It’s true that, much as Russian officials claim they merely want to help the world fight ISIS, their main motive is to shore up the regime of their ally, Syrian President Bashar al-Assad. However, those two goals are not mutually exclusive: Moscow does have an interest in crushing radical Islamist groups that might spread to the heavily Muslim regions of southern Russia. Either way, the uptick in military supplies to Syria (on top of the billions of dollars in arms sales and aid over many years) marks not an expansion of Russia’s influence in the Middle East but rather a last-ditch effort to preserve its one last bastion—an extremely shaky bastion, at that.
In the past decade, Russia has lost erstwhile footholds in Libya and Iraq, failed in its attempt to regain Egypt as an ally after the fall of Hosni Mubarak, and would have lost Syria as well except for its supply of arms and advisers to Assad—whom it still may lose, despite its desperate measures.

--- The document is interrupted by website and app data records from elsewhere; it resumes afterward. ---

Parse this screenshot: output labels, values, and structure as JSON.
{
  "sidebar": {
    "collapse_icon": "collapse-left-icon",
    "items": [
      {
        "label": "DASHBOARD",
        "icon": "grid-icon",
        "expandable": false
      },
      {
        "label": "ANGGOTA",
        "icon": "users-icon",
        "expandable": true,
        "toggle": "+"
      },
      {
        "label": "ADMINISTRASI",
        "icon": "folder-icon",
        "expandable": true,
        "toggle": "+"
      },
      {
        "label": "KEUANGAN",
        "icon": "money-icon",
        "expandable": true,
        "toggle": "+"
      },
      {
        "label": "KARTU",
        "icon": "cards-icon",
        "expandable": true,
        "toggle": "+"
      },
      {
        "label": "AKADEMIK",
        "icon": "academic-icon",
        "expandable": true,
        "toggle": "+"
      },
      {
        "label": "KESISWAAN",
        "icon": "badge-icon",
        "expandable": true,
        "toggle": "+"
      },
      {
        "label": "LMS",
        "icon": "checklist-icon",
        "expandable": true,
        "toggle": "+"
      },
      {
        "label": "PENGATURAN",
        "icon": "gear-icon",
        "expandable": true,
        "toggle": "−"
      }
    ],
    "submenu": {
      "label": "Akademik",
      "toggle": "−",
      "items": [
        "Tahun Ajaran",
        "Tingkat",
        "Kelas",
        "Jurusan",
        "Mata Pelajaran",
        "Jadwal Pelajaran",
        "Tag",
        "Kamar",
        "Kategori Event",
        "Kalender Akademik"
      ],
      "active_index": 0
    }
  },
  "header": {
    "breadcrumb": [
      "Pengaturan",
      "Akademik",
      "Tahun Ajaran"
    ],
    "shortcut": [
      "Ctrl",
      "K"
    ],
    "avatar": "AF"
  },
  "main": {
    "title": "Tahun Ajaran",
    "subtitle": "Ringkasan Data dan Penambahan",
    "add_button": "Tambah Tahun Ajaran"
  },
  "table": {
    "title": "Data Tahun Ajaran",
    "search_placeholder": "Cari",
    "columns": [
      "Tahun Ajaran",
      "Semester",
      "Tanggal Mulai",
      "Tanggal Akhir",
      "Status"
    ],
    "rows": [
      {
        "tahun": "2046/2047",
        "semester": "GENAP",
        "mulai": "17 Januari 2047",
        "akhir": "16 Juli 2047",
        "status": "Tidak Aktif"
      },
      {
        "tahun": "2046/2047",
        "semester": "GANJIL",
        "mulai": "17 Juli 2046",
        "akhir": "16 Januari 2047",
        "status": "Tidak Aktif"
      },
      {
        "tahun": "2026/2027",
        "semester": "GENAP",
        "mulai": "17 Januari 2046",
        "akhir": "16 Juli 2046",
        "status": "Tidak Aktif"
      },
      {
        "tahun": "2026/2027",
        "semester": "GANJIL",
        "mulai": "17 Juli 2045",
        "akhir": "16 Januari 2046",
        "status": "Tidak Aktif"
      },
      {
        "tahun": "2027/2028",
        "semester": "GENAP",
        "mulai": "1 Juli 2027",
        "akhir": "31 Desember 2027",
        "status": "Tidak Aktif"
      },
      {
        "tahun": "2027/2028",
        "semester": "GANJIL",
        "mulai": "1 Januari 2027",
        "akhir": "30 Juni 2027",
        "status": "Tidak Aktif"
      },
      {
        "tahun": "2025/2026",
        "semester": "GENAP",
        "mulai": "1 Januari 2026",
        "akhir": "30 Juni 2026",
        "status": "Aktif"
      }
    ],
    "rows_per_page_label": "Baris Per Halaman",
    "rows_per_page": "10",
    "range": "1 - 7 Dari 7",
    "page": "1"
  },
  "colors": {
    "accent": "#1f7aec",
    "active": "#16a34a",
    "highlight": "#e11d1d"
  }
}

The portrayal of Vladimir Putin as a grand chess master, shrewdly rebuilding the Russian empire through strength and wiles, is laughable. Syria is just one of two countries outside the former Soviet Union where Russia has a military base (the other being Vietnam, and its naval facility there, at Cam Ranh Bay, has shrunk considerably). His annexation of Crimea has proved a financial drain.